Finally, the Legislature moved HJR38/SJR21, which proposes a constitutional amendment to increase the size of both chambers by 10 percent. Alaskans will have the opportunity to vote on the measure this fall.
Education: Alaska has the worst higher education need-based aid program in the entire country. SB174, which will expand a merit based scholarship program, intends to provide increased support for students entering college. Rep. Gara unsuccessfully attempted to add $3 billion to the bill for low-income students entering college. SB237 addresses educational inequities by dedicating funding for rural school construction.
Protecting Children: Rep. Gara garnered bipartisan support for HB126 to extend foster care to the age of 21 and allow youth who leave the system early the ability to re-enter if they become homeless or experience other adverse circumstances. Amanda Metivier, founder of Facing Foster Care in Alaska stated, "HB 126 allows for youth in care to become young adults with a support system in place." This was combined with a package of budget measures aimed at ensuring educational and job success by foster youth through job training, college scholarships, transitional housing assistance and recruiting more foster parents.
Domestic Violence Prevention: As part of Gov. Parnell's aim to end "the epidemic of sexual assault and domestic violence within a decade," lawmakers approved $75.8 million for the construction of a state-of-the-art crime lab.
Asserting "States Rights": The legislature also approved HCR10 opposing federal laws regulating navigable water and submerged land in the state.
Notable Initiatives That Did Not Pass:
- Fuel Price Gouging: Alaskan consumers confront the highest gasoline and diesel prices in the nation, though the state is the second largest crude oil producer in the country. In light of this dichotomy, Rep. Petersen introduced HB68, which included protections for consumers and prohibited refineries from charging excessive prices for gasoline, diesel, and heating oil, but the bill failed to pass.
- Coastal Management: SB4/HB74 would have given local communities greater voice in coastal development projects.
- Paid Sick Days: Lawmakers successfully moved paid sick days legislation out of committee last year, but SB86 did not gain sufficient support this session.
- Cell Phone While Driving Ban: HB257 would have prohibited cell phone use while operating a motor vehicle.

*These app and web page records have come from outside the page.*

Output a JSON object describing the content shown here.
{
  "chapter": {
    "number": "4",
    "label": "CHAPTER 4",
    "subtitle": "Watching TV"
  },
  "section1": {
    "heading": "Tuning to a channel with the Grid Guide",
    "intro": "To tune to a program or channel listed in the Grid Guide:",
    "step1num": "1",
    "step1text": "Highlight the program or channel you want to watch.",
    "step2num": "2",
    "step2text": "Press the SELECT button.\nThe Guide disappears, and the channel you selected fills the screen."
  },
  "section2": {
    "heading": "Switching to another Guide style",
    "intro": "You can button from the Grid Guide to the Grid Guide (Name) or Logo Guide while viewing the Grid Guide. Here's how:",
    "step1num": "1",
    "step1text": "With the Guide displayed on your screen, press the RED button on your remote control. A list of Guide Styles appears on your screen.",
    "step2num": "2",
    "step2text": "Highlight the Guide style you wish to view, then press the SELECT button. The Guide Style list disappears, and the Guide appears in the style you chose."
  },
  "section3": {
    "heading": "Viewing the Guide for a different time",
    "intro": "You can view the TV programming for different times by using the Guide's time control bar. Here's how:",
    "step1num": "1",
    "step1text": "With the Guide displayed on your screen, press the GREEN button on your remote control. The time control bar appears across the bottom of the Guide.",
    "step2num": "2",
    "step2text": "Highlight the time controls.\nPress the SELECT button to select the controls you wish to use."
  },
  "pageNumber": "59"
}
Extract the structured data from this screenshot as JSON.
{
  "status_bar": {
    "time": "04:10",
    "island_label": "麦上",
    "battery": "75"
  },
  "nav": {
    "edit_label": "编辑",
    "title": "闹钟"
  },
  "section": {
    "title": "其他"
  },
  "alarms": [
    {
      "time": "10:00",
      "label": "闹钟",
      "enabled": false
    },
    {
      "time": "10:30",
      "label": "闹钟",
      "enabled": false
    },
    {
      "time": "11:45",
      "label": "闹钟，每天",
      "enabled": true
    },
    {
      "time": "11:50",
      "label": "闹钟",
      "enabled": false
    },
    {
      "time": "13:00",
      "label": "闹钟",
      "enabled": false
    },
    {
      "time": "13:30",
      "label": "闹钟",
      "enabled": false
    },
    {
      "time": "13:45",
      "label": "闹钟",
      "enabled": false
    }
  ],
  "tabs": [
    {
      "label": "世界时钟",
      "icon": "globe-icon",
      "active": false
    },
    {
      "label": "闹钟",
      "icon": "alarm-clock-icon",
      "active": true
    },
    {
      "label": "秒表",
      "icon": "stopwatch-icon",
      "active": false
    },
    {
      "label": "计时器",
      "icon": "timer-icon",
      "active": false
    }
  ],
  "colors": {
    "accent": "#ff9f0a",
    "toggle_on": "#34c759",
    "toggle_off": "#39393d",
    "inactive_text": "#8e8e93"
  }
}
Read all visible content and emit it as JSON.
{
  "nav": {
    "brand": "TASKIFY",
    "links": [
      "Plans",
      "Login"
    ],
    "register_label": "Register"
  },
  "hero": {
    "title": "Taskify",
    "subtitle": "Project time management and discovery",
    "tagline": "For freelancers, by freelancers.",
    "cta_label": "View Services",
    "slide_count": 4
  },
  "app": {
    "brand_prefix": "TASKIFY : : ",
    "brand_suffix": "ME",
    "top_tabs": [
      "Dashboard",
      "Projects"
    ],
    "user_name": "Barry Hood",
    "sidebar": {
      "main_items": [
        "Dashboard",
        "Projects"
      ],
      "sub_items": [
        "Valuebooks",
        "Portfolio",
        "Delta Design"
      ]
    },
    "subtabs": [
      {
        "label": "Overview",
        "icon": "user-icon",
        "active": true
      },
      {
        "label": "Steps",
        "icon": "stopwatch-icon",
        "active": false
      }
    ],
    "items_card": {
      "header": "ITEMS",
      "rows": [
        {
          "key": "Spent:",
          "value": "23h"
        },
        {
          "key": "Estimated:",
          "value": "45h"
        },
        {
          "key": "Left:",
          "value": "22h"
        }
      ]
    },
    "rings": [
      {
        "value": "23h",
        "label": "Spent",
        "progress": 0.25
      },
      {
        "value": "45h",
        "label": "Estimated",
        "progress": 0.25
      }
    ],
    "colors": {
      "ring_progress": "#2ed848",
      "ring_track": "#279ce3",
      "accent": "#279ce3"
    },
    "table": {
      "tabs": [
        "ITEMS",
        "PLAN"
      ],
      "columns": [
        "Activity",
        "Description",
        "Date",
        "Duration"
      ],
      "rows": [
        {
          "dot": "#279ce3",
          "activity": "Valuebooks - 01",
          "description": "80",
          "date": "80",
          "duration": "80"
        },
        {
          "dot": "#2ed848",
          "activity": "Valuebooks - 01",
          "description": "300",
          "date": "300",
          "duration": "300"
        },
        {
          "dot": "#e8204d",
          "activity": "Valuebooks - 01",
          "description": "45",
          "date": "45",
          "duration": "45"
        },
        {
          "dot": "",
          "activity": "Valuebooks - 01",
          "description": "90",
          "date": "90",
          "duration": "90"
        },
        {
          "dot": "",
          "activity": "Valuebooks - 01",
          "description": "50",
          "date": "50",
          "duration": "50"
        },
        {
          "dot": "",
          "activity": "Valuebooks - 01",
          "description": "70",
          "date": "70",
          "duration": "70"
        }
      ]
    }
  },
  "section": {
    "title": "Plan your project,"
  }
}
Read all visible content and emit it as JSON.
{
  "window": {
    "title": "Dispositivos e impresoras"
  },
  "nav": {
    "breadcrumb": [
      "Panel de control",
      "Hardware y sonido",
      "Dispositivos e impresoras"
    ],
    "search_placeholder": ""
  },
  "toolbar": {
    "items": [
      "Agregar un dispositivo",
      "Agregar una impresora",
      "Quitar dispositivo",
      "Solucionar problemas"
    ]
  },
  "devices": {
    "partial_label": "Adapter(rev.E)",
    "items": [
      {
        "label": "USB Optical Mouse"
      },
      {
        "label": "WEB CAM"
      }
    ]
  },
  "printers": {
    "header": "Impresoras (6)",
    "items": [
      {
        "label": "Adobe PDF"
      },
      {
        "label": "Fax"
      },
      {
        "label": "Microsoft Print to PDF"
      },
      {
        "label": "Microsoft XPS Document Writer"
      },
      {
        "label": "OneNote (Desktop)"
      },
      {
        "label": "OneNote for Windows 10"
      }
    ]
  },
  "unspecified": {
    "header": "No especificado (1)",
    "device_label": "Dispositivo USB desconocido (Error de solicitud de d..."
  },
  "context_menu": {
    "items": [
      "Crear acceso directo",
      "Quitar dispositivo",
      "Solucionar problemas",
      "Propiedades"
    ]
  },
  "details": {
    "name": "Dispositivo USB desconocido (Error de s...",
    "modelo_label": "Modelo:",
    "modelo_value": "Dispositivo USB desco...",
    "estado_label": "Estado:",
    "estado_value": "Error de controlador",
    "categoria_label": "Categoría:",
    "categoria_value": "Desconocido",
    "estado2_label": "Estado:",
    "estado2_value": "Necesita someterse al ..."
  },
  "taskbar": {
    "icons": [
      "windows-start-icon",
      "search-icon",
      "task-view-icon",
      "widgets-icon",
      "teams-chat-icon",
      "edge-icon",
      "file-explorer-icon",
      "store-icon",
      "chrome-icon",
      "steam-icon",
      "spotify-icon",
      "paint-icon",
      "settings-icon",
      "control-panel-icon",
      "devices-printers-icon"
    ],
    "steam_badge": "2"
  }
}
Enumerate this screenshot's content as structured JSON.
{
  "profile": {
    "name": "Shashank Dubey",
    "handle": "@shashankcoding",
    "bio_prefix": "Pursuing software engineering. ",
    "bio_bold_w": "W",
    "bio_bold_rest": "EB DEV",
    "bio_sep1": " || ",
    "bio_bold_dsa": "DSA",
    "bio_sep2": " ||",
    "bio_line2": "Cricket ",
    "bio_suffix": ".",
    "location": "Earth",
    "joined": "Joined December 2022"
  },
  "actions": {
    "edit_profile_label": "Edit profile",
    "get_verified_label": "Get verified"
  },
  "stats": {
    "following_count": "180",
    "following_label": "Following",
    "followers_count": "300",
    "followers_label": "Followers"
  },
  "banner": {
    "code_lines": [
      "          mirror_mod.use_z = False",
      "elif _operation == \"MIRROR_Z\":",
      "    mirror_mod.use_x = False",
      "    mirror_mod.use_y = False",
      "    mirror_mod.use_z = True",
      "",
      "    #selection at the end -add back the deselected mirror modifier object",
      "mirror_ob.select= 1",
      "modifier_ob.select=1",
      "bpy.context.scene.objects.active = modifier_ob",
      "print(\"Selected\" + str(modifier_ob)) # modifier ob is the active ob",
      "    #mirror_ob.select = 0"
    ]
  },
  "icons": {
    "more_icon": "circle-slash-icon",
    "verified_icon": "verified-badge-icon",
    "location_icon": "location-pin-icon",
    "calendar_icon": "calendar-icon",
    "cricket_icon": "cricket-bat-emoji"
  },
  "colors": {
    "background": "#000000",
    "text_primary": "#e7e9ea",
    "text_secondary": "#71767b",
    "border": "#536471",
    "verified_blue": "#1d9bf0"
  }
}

- Funding for School Lunches: SB213 intended to appropriate state funds to supplement the cost of lunch and breakfast for students eligible for free or reduced-price lunch.
Alaska Dispatch - Alaska's Capital Budget Tops $3 Billion
Alaska Dispatch - Legislative Session was Fruitful, Friendly, and Just a Tad Too Long
Alaska House Democrats - America's Most Expensive Gas
The Anchorage Daily News - Analysis: Session Winners and Losers
Fairbanks Daily News-Miner - No Shortage of Winners and Losers in Alaska Legislative Session